by Lisa A. Grimaldi | July 17, 2013
Phoenix officials are concerned the city will lose some of its state-shared tax funds beginning next year, according to news reports. At issue is a clause in a deal signed a decade ago, when the state agreed to pay half of the $600 million needed to expand the Phoenix Convention Center. That clause allows the state to withhold sales-tax revenue from the city if the center's projections of the number of events and related attendee spending falls short. According to the agreement, an economic impact study on the project is to be conducted next year, five years after the expansion opened. However, citing the bad economy and resulting years of reduced business travel, and the boycotts of the state that were spurred by Arizona's 2010 immigration enforcement law, the Greater Phoenix Convention & Visitors Bureau lobbied the state legislature earlier this year to shelve the study. A state budget bill initially included an amendment to remove the study and revenue-withholding provisions; the amendment was taken out in the final days of the session. At stake is $20 million to $30 million in tax dollars that the city uses annually to help pay for municipal services. More political wrangling is expected over the issue.
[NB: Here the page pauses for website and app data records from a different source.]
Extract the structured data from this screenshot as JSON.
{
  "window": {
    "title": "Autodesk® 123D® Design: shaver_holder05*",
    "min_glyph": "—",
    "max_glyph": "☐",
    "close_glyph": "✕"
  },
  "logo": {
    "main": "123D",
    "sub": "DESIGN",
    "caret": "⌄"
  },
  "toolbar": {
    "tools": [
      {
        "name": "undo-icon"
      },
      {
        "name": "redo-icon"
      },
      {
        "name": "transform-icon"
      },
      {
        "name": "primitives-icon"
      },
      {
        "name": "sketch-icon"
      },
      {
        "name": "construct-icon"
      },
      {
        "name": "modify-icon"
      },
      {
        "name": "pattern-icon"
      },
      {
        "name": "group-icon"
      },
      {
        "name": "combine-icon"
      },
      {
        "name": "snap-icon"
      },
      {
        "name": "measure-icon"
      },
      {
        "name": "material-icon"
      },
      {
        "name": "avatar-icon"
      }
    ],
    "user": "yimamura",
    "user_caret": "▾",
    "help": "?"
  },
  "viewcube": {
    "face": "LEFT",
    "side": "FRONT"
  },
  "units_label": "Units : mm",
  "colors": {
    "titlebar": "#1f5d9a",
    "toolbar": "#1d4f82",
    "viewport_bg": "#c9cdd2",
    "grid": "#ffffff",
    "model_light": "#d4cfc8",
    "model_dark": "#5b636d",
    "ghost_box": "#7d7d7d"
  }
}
Phoenix Councilman Bill Gates told the Arizona Republic that he supports oversight from the state as long as the impending economic impact study takes into account the difficulties Phoenix's sales team has faced. "I understand the desire of the state to have accountability," Gates said. "Hold us accountable, but be fair about it." Steve Moore, president and CEO of the CVB, told M&C, "No matter what, they're not going to take away funding completely." He added that the CVB is not going to fight the 2014 impact study, but will ask that the researchers be mindful of the recession, the boycott and the time period. "We would never have gotten the 2015 Super Bowl without the expansion and the upgrades to downtown that have followed," said Moore. "We think at the end of the day, the economic impact study will reestablish the importance of having the convention center project completed."